- [Work instructions]:
Determine how many lines in the records hold the word "this". Return the number alone.

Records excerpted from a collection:

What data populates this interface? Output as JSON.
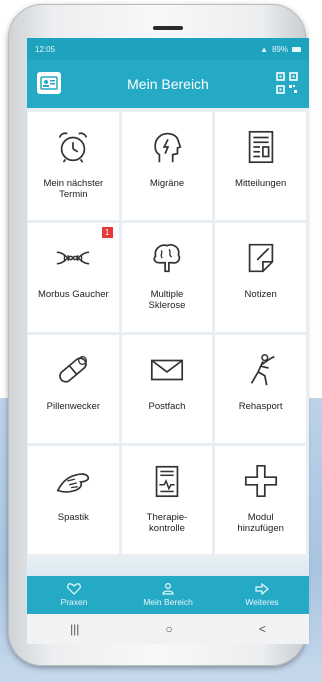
{
  "status": {
    "time": "12:05",
    "battery": "89%"
  },
  "header": {
    "title": "Mein Bereich"
  },
  "tiles": [
    {
      "label": "Mein nächster\nTermin",
      "icon": "alarm-clock-icon"
    },
    {
      "label": "Migräne",
      "icon": "head-lightning-icon"
    },
    {
      "label": "Mitteilungen",
      "icon": "newspaper-icon"
    },
    {
      "label": "Morbus Gaucher",
      "icon": "dna-icon",
      "badge": "1"
    },
    {
      "label": "Multiple\nSklerose",
      "icon": "brain-icon"
    },
    {
      "label": "Notizen",
      "icon": "notepad-icon"
    },
    {
      "label": "Pillenwecker",
      "icon": "pill-icon"
    },
    {
      "label": "Postfach",
      "icon": "envelope-icon"
    },
    {
      "label": "Rehasport",
      "icon": "exercise-icon"
    },
    {
      "label": "Spastik",
      "icon": "hands-icon"
    },
    {
      "label": "Therapie-\nkontrolle",
      "icon": "clipboard-chart-icon"
    },
    {
      "label": "Modul\nhinzufügen",
      "icon": "plus-icon"
    }
  ],
  "tabs": [
    {
      "label": "Praxen",
      "icon": "heart-icon"
    },
    {
      "label": "Mein Bereich",
      "icon": "person-icon"
    },
    {
      "label": "Weiteres",
      "icon": "arrow-right-icon"
    }
  ],
  "navbar": {
    "recent": "|||",
    "home": "○",
    "back": "<"
  }
}
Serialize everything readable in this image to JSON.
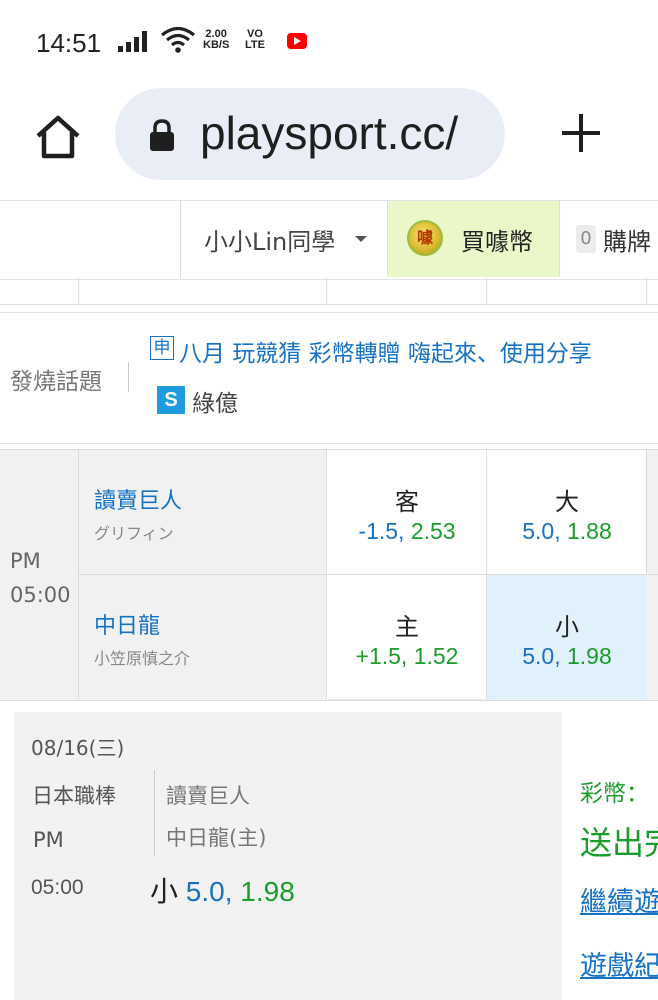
{
  "status_bar": {
    "time": "14:51",
    "net_rate_value": "2.00",
    "net_rate_unit": "KB/S",
    "volte_top": "VO",
    "volte_bottom": "LTE",
    "icons": [
      "signal-icon",
      "wifi-icon",
      "youtube-icon"
    ]
  },
  "browser": {
    "url": "playsport.cc/",
    "icons": [
      "home-icon",
      "lock-icon",
      "plus-icon"
    ]
  },
  "site_nav": {
    "user_menu": "小小Lin同學",
    "buy_coins": "買噱幣",
    "coin_glyph": "噱",
    "cart_count": "0",
    "cart_label": "購牌"
  },
  "hot_topics": {
    "label": "發燒話題",
    "badge": "申",
    "topic": "八月 玩競猜 彩幣轉贈 嗨起來、使用分享",
    "user_badge": "S",
    "user": "綠億"
  },
  "game": {
    "time_period": "PM",
    "time_value": "05:00",
    "teams": [
      {
        "name": "讀賣巨人",
        "pitcher": "グリフィン",
        "spread_label": "客",
        "spread_line": "-1.5,",
        "spread_odds": "2.53",
        "total_label": "大",
        "total_line": "5.0,",
        "total_odds": "1.88"
      },
      {
        "name": "中日龍",
        "pitcher": "小笠原慎之介",
        "spread_label": "主",
        "spread_line": "+1.5,",
        "spread_odds": "1.52",
        "total_label": "小",
        "total_line": "5.0,",
        "total_odds": "1.98"
      }
    ]
  },
  "bet_card": {
    "date": "08/16(三)",
    "league": "日本職棒",
    "away": "讀賣巨人",
    "home": "中日龍(主)",
    "period": "PM",
    "time": "05:00",
    "pick_label": "小",
    "pick_line": "5.0,",
    "pick_odds": "1.98"
  },
  "right_panel": {
    "coins_label": "彩幣：",
    "sent": "送出完",
    "continue_link": "繼續遊",
    "record_link": "遊戲紀"
  },
  "colors": {
    "link_blue": "#1572c4",
    "odds_green": "#1a9d2a",
    "buy_bg": "#eaf7c9",
    "selected_cell": "#e1f1fb",
    "url_pill": "#e9eef6"
  }
}
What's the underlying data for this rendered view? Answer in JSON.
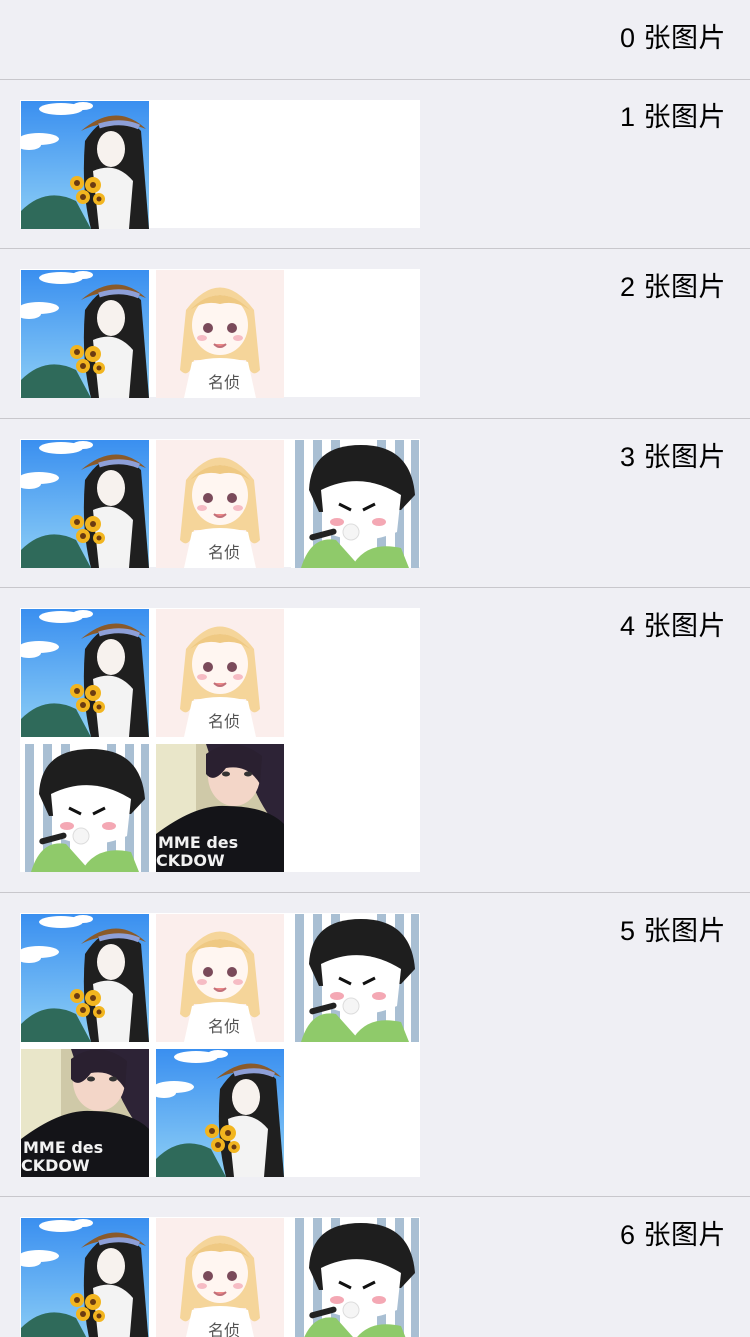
{
  "rows": [
    {
      "label": "0 张图片",
      "images": []
    },
    {
      "label": "1 张图片",
      "images": [
        "sunflower-girl"
      ]
    },
    {
      "label": "2 张图片",
      "images": [
        "sunflower-girl",
        "blonde-anime-girl"
      ]
    },
    {
      "label": "3 张图片",
      "images": [
        "sunflower-girl",
        "blonde-anime-girl",
        "laughing-boy"
      ]
    },
    {
      "label": "4 张图片",
      "images": [
        "sunflower-girl",
        "blonde-anime-girl",
        "laughing-boy",
        "girl-black-shirt"
      ]
    },
    {
      "label": "5 张图片",
      "images": [
        "sunflower-girl",
        "blonde-anime-girl",
        "laughing-boy",
        "girl-black-shirt",
        "sunflower-girl"
      ]
    },
    {
      "label": "6 张图片",
      "images": [
        "sunflower-girl",
        "blonde-anime-girl",
        "laughing-boy"
      ]
    }
  ],
  "image_text": {
    "blonde-anime-girl": "名侦",
    "girl-black-shirt": [
      "MME des",
      "CKDOW"
    ]
  },
  "colors": {
    "background": "#efeff4",
    "separator": "#c8c7cc",
    "grid_background": "#ffffff",
    "text": "#000000"
  }
}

- [Response area]:
3